The story begins with Paul, a nondescript loner who spends his days stubbornly exploiting a loophole in his Aunt’s will, living on a pittance while undertaking voluntary work in order to remain a resident in his late Aunt’s home.
He has lucked onto a suitable niche for his obligatory altruism and he has become the ‘granny whisperer’ – visiting the elderly occupants of St. Kilda's Hospice. Due to having ‘one of those faces’, Paul allows the ageing citizens to believe he is a familiar face from their past and maintains his weekly visits to meet, mingle and fulfill his residential requirements.
Mulchrone’s mundane monotonous routine is thrown into life-threatening chaos when Brigit Conroy – in-house nurse at the elderly hospice and avid crime-fiction fan – asks Paul to chat to a cantankerous new resident as a favour. Living up to expectations, the mature malcontent assumes Paul is the son of an old acquaintance and proceeds to try and kill him before suddenly dying himself.

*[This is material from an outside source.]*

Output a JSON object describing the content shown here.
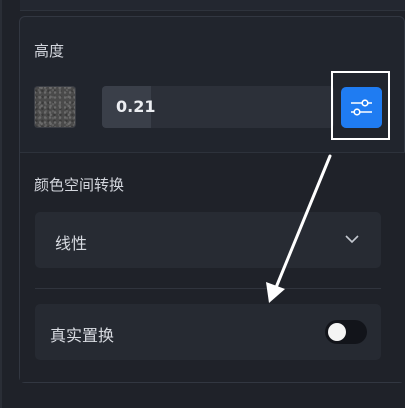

This lights the fuse on a suspenseful, yet hilarious adventure where Paul teams up with Brigit to try and clear his name, find out who else is trying to kill him, and uncover the truth behind a decades-old unsolved mystery that gripped the entire country.
A Man With One of Those Faces blends humour, masterful one-liners and genuine laugh-out-loud scenarios to keep you turning the page, while taking the edge off the nail-biting suspense created.
With Caimh’s background, most would expect his skillful wit and comedy to be the focus of the prose, but what blew me away was the tightness and flow of the language, the depth and breadth of the quirky characters and the depiction of Ireland’s beauty, uniqueness, customs and vernacular woven into the story.
It has been some time since I have thoroughly enjoyed a book as much as this. For anyone who loves crime fiction of a different ilk, wants to reminisce about the idiosyncrasies of the Irish or just needs a pick-me-up, this book is for you.
A Man With One of Those Faces reads more like the work of an experienced author than a debut novelist, I hope it gets the plaudits it so richly deserves.